▶ [EXERCISE INSTRUCTIONS]:
Return the full set of entries exactly. Omit none.

▶ [Dataset rows describing interfaces]:
────

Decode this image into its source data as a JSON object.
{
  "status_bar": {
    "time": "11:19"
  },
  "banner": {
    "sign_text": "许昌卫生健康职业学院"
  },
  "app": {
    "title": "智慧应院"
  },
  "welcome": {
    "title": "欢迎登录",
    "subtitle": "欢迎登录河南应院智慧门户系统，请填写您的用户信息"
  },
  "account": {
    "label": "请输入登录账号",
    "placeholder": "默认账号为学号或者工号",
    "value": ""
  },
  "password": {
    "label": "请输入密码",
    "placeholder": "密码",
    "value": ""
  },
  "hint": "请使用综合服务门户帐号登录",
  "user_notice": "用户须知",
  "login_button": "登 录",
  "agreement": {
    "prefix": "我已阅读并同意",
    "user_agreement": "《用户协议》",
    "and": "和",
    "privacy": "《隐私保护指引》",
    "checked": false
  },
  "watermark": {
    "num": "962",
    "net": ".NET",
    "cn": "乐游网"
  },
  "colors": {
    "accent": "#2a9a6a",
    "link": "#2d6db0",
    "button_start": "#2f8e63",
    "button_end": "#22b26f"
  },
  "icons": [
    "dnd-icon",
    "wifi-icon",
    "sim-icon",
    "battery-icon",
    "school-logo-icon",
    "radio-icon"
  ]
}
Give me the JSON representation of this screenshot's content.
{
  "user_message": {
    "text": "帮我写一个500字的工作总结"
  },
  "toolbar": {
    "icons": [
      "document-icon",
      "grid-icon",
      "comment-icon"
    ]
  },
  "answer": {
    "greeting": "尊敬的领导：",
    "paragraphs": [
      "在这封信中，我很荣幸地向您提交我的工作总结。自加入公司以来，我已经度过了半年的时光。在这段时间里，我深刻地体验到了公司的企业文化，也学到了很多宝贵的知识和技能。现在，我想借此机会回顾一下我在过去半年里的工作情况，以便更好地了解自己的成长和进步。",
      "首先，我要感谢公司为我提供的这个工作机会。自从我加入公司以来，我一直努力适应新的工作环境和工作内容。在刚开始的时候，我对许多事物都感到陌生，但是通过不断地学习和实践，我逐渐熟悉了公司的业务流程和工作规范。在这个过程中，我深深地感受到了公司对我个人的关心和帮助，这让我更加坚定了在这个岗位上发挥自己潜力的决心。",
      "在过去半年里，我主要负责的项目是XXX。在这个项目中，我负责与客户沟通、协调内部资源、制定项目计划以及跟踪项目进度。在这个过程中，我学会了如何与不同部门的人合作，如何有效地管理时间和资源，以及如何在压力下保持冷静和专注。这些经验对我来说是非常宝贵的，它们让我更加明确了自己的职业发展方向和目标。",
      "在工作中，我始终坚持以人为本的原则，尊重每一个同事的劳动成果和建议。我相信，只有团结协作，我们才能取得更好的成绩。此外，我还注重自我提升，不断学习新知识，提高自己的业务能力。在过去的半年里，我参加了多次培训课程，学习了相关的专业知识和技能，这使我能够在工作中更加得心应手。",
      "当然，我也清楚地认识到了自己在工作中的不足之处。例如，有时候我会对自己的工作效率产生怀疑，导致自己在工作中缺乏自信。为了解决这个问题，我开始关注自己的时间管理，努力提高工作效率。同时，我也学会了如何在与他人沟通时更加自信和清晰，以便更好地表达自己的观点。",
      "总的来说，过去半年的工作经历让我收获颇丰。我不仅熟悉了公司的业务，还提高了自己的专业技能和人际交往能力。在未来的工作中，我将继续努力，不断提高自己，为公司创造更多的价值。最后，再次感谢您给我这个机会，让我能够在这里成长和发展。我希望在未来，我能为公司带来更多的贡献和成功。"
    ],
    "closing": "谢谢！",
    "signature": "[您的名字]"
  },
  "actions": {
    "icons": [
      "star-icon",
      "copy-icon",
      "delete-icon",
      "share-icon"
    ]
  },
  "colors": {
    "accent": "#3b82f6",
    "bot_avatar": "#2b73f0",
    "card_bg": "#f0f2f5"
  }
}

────

▶ [SOLVED EXERCISE]:
Decode this image into its source data as a JSON object.
{
  "status_bar": {
    "time": "11:19"
  },
  "banner": {
    "sign_text": "许昌卫生健康职业学院"
  },
  "app": {
    "title": "智慧应院"
  },
  "welcome": {
    "title": "欢迎登录",
    "subtitle": "欢迎登录河南应院智慧门户系统，请填写您的用户信息"
  },
  "account": {
    "label": "请输入登录账号",
    "placeholder": "默认账号为学号或者工号",
    "value": ""
  },
  "password": {
    "label": "请输入密码",
    "placeholder": "密码",
    "value": ""
  },
  "hint": "请使用综合服务门户帐号登录",
  "user_notice": "用户须知",
  "login_button": "登 录",
  "agreement": {
    "prefix": "我已阅读并同意",
    "user_agreement": "《用户协议》",
    "and": "和",
    "privacy": "《隐私保护指引》",
    "checked": false
  },
  "watermark": {
    "num": "962",
    "net": ".NET",
    "cn": "乐游网"
  },
  "colors": {
    "accent": "#2a9a6a",
    "link": "#2d6db0",
    "button_start": "#2f8e63",
    "button_end": "#22b26f"
  },
  "icons": [
    "dnd-icon",
    "wifi-icon",
    "sim-icon",
    "battery-icon",
    "school-logo-icon",
    "radio-icon"
  ]
}
Give me the JSON representation of this screenshot's content.
{
  "user_message": {
    "text": "帮我写一个500字的工作总结"
  },
  "toolbar": {
    "icons": [
      "document-icon",
      "grid-icon",
      "comment-icon"
    ]
  },
  "answer": {
    "greeting": "尊敬的领导：",
    "paragraphs": [
      "在这封信中，我很荣幸地向您提交我的工作总结。自加入公司以来，我已经度过了半年的时光。在这段时间里，我深刻地体验到了公司的企业文化，也学到了很多宝贵的知识和技能。现在，我想借此机会回顾一下我在过去半年里的工作情况，以便更好地了解自己的成长和进步。",
      "首先，我要感谢公司为我提供的这个工作机会。自从我加入公司以来，我一直努力适应新的工作环境和工作内容。在刚开始的时候，我对许多事物都感到陌生，但是通过不断地学习和实践，我逐渐熟悉了公司的业务流程和工作规范。在这个过程中，我深深地感受到了公司对我个人的关心和帮助，这让我更加坚定了在这个岗位上发挥自己潜力的决心。",
      "在过去半年里，我主要负责的项目是XXX。在这个项目中，我负责与客户沟通、协调内部资源、制定项目计划以及跟踪项目进度。在这个过程中，我学会了如何与不同部门的人合作，如何有效地管理时间和资源，以及如何在压力下保持冷静和专注。这些经验对我来说是非常宝贵的，它们让我更加明确了自己的职业发展方向和目标。",
      "在工作中，我始终坚持以人为本的原则，尊重每一个同事的劳动成果和建议。我相信，只有团结协作，我们才能取得更好的成绩。此外，我还注重自我提升，不断学习新知识，提高自己的业务能力。在过去的半年里，我参加了多次培训课程，学习了相关的专业知识和技能，这使我能够在工作中更加得心应手。",
      "当然，我也清楚地认识到了自己在工作中的不足之处。例如，有时候我会对自己的工作效率产生怀疑，导致自己在工作中缺乏自信。为了解决这个问题，我开始关注自己的时间管理，努力提高工作效率。同时，我也学会了如何在与他人沟通时更加自信和清晰，以便更好地表达自己的观点。",
      "总的来说，过去半年的工作经历让我收获颇丰。我不仅熟悉了公司的业务，还提高了自己的专业技能和人际交往能力。在未来的工作中，我将继续努力，不断提高自己，为公司创造更多的价值。最后，再次感谢您给我这个机会，让我能够在这里成长和发展。我希望在未来，我能为公司带来更多的贡献和成功。"
    ],
    "closing": "谢谢！",
    "signature": "[您的名字]"
  },
  "actions": {
    "icons": [
      "star-icon",
      "copy-icon",
      "delete-icon",
      "share-icon"
    ]
  },
  "colors": {
    "accent": "#3b82f6",
    "bot_avatar": "#2b73f0",
    "card_bg": "#f0f2f5"
  }
}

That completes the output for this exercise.